CSF-1 is a growth factor that selectively promotes the proliferation, survival, and differentiation of cells of the mononuclear phagocyte series. As part of a study on the role of cytokine and hematopoietic growth factors in central nervous system (CNS) development and inflammation, we examined the expression of CSF-1 in dissociated glial cells cultured from human fetal CNS tissue. CSF-1 mRNA and protein were constitutively expressed by astrocytes. The steady state level of CSF-1 mRNA was markedly up-regulated by both IL- 1β and TNF-α in a time- and dose-dependent manner, whereas only a minimal increase was detected after stimulation with LPS. In unstimulated astrocyte cultures, CSF-1 protein levels gradually increased to 3.5-fold base-line values by 96 h and were significantly increased by all three stimulants in the order of IL-1 ≥ TNF > LPS. Low levels of CSF-1 mRNA and protein were also detected in unstimulated microglia cultures. In contrast to astrocyte cultures, CSF-1 mRNA and protein increased significantly after stimulation with LPS, but changed only minimally after exposure to TNF-α or IL-1β. The effect of CSF-1 on cell proliferation, morphology, and class II MHC Ag expression was determined in highly enriched cultures of microglia and astrocytes. Microglia treated with CSF-1 showed a modest level of proliferation and differentiation into rod-shaped cells, whereas neither cell number nor shape was changed in astrocyte cultures. Interestingly, marked inhibition of both basal and IFNγ-induced class II MHC Ag expression was observed in microglial cells cultured in the presence of CSF-1, whereas no effect was detected in astrocytes. These results suggest the possibility that in situ production of CSF-1 in the CNS may regulate normal glial cell development and contribute to the immunologic status of the CNS through the down-regulation of class II MHC expression.

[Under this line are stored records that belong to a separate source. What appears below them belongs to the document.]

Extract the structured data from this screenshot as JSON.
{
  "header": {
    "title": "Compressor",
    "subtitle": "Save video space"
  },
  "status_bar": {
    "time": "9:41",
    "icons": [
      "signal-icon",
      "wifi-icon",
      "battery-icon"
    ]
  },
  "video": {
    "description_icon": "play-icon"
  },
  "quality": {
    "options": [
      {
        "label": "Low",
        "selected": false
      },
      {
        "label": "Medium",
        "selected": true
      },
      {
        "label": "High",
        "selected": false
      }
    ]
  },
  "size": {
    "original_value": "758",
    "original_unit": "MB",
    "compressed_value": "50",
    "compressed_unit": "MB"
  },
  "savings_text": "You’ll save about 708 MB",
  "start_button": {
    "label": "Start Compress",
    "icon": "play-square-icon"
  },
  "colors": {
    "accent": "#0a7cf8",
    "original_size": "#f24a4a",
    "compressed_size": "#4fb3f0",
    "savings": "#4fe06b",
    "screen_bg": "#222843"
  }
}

|Original language||English (US)|
|Number of pages||11|
|Journal||Journal of Immunology|
|State||Published - Jan 1 1993|
ASJC Scopus subject areas
- Immunology and Allergy